#### Work to complete:
Exactly reproduce each entry, leaving out nothing.

#### Entries supplied:
::::::::::

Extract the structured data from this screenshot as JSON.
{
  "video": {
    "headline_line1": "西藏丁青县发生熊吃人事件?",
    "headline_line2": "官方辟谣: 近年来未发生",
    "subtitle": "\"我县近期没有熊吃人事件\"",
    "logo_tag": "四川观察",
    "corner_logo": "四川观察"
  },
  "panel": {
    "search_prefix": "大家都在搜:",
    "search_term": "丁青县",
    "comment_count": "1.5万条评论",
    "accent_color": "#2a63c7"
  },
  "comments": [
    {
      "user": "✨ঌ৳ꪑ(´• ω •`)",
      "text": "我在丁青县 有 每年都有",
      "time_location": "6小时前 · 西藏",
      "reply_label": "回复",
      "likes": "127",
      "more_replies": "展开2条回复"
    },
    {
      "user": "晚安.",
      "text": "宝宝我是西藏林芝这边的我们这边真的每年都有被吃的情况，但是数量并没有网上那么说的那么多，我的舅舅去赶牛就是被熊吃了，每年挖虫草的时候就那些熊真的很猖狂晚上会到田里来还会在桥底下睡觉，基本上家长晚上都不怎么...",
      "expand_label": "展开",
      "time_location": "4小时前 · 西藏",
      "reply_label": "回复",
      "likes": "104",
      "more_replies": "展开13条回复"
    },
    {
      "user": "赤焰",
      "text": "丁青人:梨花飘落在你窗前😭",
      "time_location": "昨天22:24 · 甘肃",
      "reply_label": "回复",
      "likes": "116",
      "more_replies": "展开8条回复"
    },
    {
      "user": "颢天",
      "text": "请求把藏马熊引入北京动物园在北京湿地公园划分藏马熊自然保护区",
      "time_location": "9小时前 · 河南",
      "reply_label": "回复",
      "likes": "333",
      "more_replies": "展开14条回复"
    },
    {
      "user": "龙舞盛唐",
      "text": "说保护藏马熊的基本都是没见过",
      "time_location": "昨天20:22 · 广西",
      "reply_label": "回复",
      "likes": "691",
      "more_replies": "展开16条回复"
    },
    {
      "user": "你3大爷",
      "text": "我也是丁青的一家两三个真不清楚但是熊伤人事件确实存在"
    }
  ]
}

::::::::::

#### Answer to this task:
Extract the structured data from this screenshot as JSON.
{
  "video": {
    "headline_line1": "西藏丁青县发生熊吃人事件?",
    "headline_line2": "官方辟谣: 近年来未发生",
    "subtitle": "\"我县近期没有熊吃人事件\"",
    "logo_tag": "四川观察",
    "corner_logo": "四川观察"
  },
  "panel": {
    "search_prefix": "大家都在搜:",
    "search_term": "丁青县",
    "comment_count": "1.5万条评论",
    "accent_color": "#2a63c7"
  },
  "comments": [
    {
      "user": "✨ঌ৳ꪑ(´• ω •`)",
      "text": "我在丁青县 有 每年都有",
      "time_location": "6小时前 · 西藏",
      "reply_label": "回复",
      "likes": "127",
      "more_replies": "展开2条回复"
    },
    {
      "user": "晚安.",
      "text": "宝宝我是西藏林芝这边的我们这边真的每年都有被吃的情况，但是数量并没有网上那么说的那么多，我的舅舅去赶牛就是被熊吃了，每年挖虫草的时候就那些熊真的很猖狂晚上会到田里来还会在桥底下睡觉，基本上家长晚上都不怎么...",
      "expand_label": "展开",
      "time_location": "4小时前 · 西藏",
      "reply_label": "回复",
      "likes": "104",
      "more_replies": "展开13条回复"
    },
    {
      "user": "赤焰",
      "text": "丁青人:梨花飘落在你窗前😭",
      "time_location": "昨天22:24 · 甘肃",
      "reply_label": "回复",
      "likes": "116",
      "more_replies": "展开8条回复"
    },
    {
      "user": "颢天",
      "text": "请求把藏马熊引入北京动物园在北京湿地公园划分藏马熊自然保护区",
      "time_location": "9小时前 · 河南",
      "reply_label": "回复",
      "likes": "333",
      "more_replies": "展开14条回复"
    },
    {
      "user": "龙舞盛唐",
      "text": "说保护藏马熊的基本都是没见过",
      "time_location": "昨天20:22 · 广西",
      "reply_label": "回复",
      "likes": "691",
      "more_replies": "展开16条回复"
    },
    {
      "user": "你3大爷",
      "text": "我也是丁青的一家两三个真不清楚但是熊伤人事件确实存在"
    }
  ]
}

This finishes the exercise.